-------- The records --------

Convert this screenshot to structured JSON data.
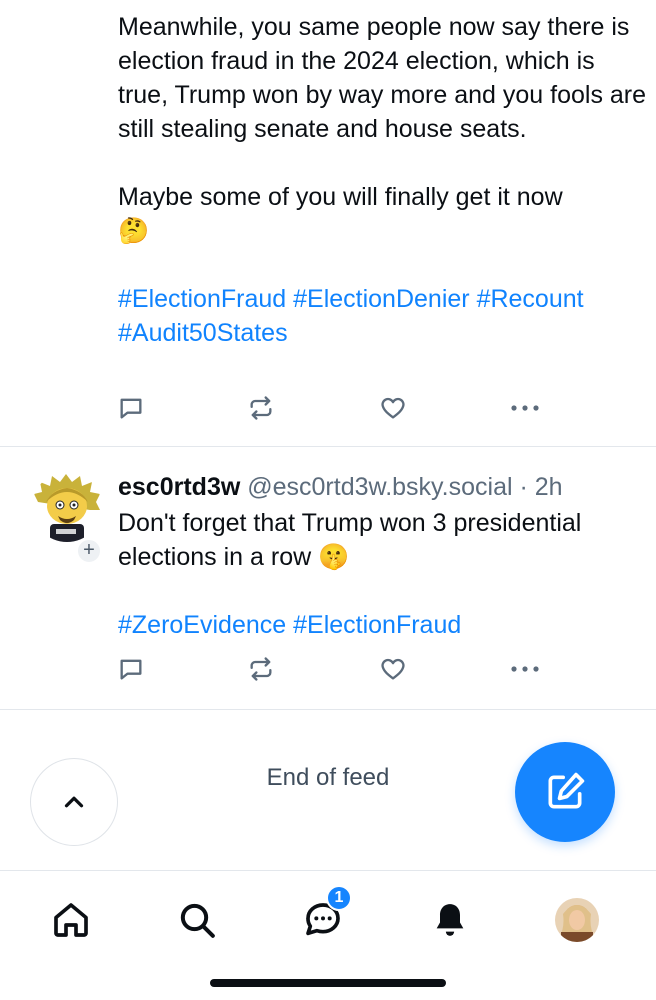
{
  "post1": {
    "text": "Meanwhile, you same people now say there is election fraud in the 2024 election, which is true, Trump won by way more and you fools are still stealing senate and house seats.\n\nMaybe some of you will finally get it now\n🤔",
    "hashtags": [
      "#ElectionFraud",
      "#ElectionDenier",
      "#Recount",
      "#Audit50States"
    ]
  },
  "post2": {
    "display_name": "esc0rtd3w",
    "handle": "@esc0rtd3w.bsky.social",
    "separator": " · ",
    "time": "2h",
    "text": "Don't forget that Trump won 3 presidential elections in a row 🤫",
    "hashtags": [
      "#ZeroEvidence",
      "#ElectionFraud"
    ]
  },
  "feed": {
    "end_text": "End of feed"
  },
  "tabbar": {
    "notifications_badge": "1",
    "items": [
      "home-icon",
      "search-icon",
      "chat-icon",
      "bell-icon",
      "profile-avatar"
    ]
  },
  "colors": {
    "accent": "#1083fe",
    "text": "#0b0f14",
    "muted": "#5c6b7b",
    "divider": "#e3e7ec"
  }
}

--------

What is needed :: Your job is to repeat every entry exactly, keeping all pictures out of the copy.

Answer below ::
Convert this screenshot to structured JSON data.
{
  "post1": {
    "text": "Meanwhile, you same people now say there is election fraud in the 2024 election, which is true, Trump won by way more and you fools are still stealing senate and house seats.\n\nMaybe some of you will finally get it now\n🤔",
    "hashtags": [
      "#ElectionFraud",
      "#ElectionDenier",
      "#Recount",
      "#Audit50States"
    ]
  },
  "post2": {
    "display_name": "esc0rtd3w",
    "handle": "@esc0rtd3w.bsky.social",
    "separator": " · ",
    "time": "2h",
    "text": "Don't forget that Trump won 3 presidential elections in a row 🤫",
    "hashtags": [
      "#ZeroEvidence",
      "#ElectionFraud"
    ]
  },
  "feed": {
    "end_text": "End of feed"
  },
  "tabbar": {
    "notifications_badge": "1",
    "items": [
      "home-icon",
      "search-icon",
      "chat-icon",
      "bell-icon",
      "profile-avatar"
    ]
  },
  "colors": {
    "accent": "#1083fe",
    "text": "#0b0f14",
    "muted": "#5c6b7b",
    "divider": "#e3e7ec"
  }
}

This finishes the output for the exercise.